“I didn’t want to be stigmatized as a musician,” she said of earning a business degree. She wanted “to be like everyone else” who pursued a traditional career. But it didn’t last. “I came back to music because I understood that everyone [else’s] life was boring,” she laughed. She started to compose for children when her son, a double bass player, was born 12 years ago.
The medical engineer
Next was California native William Lai, who plays the viola in the volunteer Lansdowne Symphony Orchestra.
“I’ve never played in a professional orchestra,” he said. Lai, a medical engineering entrepreneur whose company is developing a non-invasive method to measure intracranial pressure through the eye, got his bachelor’s degree at Berkeley and earned his PhD in bioengineering at the University of Pennsylvania.
“Fiery,” Johnson said approvingly as Lai finished his selections.
Lai said that music is actually a common hobby for engineers, because they can apply their “rigorous, thorough, persistent” dedication to practicing an instrument as well as they can apply it to the lab.
He has high hopes of joining City Wide Side by Side. “Beethoven Nine is not something you can just get together with your friends to play,” he said.
Last to audition was double-bass player Bernard Max Resnick, a Bala Cynwyd-based entertainment lawyer whose client roster spans international pop, bluegrass, rap and classical stars.
Resnick, a Villanova graduate, plays the double bass in the all-volunteer Main Line Symphony Orchestra.
He introduced his instrument as Alice, and when the auditioners laughed, he told them to talk to Joe Conyers, the assistant principal bass player of the Philadelphia Orchestra.
“His is named Norma. We introduced them to each other.”
“When I go to rehearsal, all the strain and stress of the day…melt away within about 15 minutes of starting to play music,” Resnick said after his audition. Keeping in touch with his double bass after-hours helps him relate to his clients, and “understand how musicians still feel.”
He admitted that Beethoven’s Ninth isn’t his favorite symphony, but it’s a worthy challenge.
“It’s like a track meet, like a 10K race,” he said. “You’re exhausted by the end of it, and you really have to get into physical as well as mental shape in order to play it.”
Why not kids?
After Johnson completes a second round of auditions, she’ll make her decisions. The chosen musicians will rehearse with the professionals twice a month throughout the first half of 2014, in preparation for a concert on June 21.
After Gabon, Lai and Resnick had finished, Johnson explained that she didn’t choose to work with adult musicians because of a lack of quality young musicians —she said many local youth orchestras had wanted to partner with Black Pearl for the project.

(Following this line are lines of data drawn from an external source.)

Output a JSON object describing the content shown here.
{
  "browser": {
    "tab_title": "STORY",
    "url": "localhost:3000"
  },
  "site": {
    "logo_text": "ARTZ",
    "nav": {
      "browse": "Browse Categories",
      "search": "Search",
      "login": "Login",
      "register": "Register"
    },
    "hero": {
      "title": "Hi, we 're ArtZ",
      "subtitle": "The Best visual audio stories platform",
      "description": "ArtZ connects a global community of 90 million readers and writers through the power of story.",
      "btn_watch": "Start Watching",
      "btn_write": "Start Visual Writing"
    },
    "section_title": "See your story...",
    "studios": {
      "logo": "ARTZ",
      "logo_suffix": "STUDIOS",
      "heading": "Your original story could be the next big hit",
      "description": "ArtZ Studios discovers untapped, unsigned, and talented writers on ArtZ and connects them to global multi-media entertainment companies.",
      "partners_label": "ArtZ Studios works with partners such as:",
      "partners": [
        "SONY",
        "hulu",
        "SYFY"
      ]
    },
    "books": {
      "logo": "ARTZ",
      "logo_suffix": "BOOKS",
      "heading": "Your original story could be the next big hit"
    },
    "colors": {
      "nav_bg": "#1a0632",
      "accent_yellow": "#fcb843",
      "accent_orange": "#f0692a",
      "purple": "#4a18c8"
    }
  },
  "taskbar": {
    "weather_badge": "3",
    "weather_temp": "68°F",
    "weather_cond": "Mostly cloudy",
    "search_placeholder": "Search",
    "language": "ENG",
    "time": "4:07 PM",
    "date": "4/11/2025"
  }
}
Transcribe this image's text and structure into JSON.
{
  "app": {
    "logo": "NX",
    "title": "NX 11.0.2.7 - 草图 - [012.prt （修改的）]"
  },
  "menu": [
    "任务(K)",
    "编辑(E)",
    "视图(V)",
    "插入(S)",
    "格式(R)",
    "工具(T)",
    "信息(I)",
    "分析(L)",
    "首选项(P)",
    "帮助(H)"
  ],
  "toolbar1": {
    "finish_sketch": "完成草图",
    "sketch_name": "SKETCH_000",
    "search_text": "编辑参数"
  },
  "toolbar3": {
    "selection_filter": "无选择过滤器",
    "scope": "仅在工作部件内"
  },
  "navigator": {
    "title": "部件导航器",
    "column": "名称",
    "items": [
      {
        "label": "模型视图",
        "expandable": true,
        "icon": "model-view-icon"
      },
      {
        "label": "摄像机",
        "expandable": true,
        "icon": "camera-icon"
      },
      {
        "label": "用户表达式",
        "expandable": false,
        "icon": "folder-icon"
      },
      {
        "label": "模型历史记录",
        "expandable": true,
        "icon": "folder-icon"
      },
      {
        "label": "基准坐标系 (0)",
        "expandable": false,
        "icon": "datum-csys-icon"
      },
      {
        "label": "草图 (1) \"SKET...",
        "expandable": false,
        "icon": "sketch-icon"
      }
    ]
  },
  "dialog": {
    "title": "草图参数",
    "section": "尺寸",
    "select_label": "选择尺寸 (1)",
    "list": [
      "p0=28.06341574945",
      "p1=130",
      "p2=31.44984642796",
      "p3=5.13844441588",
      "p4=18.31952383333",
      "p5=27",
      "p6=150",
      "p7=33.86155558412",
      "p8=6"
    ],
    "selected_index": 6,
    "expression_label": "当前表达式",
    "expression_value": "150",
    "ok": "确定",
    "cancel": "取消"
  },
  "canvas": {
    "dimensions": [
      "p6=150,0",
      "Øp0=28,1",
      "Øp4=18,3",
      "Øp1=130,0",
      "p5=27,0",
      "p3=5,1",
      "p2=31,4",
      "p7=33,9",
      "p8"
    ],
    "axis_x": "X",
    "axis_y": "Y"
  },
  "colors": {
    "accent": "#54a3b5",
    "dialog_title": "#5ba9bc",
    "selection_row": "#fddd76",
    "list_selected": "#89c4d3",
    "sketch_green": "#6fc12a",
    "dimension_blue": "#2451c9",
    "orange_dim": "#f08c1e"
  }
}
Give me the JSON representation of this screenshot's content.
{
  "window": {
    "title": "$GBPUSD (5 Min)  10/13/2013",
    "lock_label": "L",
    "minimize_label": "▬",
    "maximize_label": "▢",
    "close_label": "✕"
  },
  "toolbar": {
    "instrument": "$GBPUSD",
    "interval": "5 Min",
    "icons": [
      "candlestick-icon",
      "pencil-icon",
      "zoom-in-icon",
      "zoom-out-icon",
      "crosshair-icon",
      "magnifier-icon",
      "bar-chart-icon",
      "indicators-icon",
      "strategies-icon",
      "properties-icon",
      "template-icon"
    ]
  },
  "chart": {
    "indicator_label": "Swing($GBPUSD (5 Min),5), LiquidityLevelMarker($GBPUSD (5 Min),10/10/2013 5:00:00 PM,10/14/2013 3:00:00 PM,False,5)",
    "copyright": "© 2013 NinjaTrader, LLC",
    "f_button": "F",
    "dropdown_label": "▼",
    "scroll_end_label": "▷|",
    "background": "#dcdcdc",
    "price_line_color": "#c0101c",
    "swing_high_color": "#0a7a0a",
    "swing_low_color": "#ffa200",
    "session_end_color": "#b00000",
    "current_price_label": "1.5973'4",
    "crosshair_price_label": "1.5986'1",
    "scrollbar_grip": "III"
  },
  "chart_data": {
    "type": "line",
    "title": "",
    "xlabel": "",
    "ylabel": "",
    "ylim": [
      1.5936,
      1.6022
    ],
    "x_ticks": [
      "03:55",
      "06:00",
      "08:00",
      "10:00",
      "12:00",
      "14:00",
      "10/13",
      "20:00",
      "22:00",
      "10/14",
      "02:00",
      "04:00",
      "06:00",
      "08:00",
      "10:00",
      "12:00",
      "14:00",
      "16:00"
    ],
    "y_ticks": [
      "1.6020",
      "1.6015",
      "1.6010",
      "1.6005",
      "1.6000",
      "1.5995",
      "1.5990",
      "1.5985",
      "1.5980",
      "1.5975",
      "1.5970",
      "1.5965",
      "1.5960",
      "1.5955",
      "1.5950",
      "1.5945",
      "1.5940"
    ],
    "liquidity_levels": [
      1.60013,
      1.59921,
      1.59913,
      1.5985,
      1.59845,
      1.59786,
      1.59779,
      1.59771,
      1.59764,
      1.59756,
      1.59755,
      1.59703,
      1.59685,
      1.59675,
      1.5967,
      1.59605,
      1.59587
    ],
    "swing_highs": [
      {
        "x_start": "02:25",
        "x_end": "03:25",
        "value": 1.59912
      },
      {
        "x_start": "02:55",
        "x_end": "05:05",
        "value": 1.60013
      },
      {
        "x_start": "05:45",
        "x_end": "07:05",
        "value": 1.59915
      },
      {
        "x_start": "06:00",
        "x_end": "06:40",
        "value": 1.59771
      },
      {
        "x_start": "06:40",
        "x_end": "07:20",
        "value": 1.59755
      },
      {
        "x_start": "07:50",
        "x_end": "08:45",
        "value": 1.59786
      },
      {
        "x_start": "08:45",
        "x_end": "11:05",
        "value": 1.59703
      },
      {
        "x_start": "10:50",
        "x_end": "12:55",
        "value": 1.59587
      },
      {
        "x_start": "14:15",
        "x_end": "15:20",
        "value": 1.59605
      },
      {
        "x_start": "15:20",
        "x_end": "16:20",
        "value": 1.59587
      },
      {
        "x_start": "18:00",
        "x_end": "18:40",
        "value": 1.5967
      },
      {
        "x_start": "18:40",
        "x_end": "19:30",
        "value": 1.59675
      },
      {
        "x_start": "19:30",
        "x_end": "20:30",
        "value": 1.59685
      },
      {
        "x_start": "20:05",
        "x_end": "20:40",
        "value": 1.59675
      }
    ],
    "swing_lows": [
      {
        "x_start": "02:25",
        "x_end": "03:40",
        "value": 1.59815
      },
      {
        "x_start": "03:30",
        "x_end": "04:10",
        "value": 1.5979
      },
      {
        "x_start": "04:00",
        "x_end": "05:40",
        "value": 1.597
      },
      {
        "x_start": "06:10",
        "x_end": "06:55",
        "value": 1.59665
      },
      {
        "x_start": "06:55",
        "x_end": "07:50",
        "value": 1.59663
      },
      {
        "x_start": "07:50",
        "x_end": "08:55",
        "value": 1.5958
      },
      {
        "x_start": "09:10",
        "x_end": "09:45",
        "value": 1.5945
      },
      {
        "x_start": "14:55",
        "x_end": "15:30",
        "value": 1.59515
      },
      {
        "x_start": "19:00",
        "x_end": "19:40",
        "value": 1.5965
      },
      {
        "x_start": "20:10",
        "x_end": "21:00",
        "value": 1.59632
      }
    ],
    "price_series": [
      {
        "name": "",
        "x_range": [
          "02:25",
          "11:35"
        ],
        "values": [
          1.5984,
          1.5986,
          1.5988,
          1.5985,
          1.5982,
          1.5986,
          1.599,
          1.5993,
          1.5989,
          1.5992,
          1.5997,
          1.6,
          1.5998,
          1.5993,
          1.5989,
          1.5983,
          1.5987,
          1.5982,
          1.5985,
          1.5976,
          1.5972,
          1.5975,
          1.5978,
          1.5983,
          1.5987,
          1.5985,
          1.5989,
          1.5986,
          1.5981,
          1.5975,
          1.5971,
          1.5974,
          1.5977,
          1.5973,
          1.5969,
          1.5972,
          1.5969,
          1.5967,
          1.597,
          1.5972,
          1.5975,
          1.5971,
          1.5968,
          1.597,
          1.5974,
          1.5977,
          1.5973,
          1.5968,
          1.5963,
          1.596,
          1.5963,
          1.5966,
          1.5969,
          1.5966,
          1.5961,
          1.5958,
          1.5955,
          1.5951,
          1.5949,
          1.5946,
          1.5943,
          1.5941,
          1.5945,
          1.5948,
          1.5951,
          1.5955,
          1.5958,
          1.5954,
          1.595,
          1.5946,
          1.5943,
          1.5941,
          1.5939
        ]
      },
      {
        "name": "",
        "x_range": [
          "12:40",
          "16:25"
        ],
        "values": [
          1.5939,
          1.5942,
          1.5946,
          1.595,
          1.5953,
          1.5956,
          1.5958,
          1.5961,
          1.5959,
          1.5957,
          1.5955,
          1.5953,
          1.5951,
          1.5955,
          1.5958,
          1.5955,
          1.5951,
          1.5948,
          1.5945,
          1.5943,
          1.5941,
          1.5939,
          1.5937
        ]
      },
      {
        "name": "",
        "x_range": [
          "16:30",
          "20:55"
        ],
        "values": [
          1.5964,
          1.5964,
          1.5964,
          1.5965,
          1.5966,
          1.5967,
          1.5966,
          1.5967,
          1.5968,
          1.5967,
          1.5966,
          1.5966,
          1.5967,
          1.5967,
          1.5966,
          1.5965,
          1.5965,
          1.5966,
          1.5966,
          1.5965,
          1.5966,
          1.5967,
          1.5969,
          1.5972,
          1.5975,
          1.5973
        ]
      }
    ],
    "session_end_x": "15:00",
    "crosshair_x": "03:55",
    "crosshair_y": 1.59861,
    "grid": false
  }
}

“For me politically, I want people who are adults to remember the joy it brought them when they were young, so they recognize how important this is to kids in the school district,” Johnson said of “rekindling that spark” among adult hobbyists. “Think about if you were these kids’ age, and you didn’t have this.”
For more information on Black Pearl Chamber Orchestra’s City Wide Side By Side project, visit their website.
Disclosure: WHYY receives funding from the John S. and James L. Knight Foundation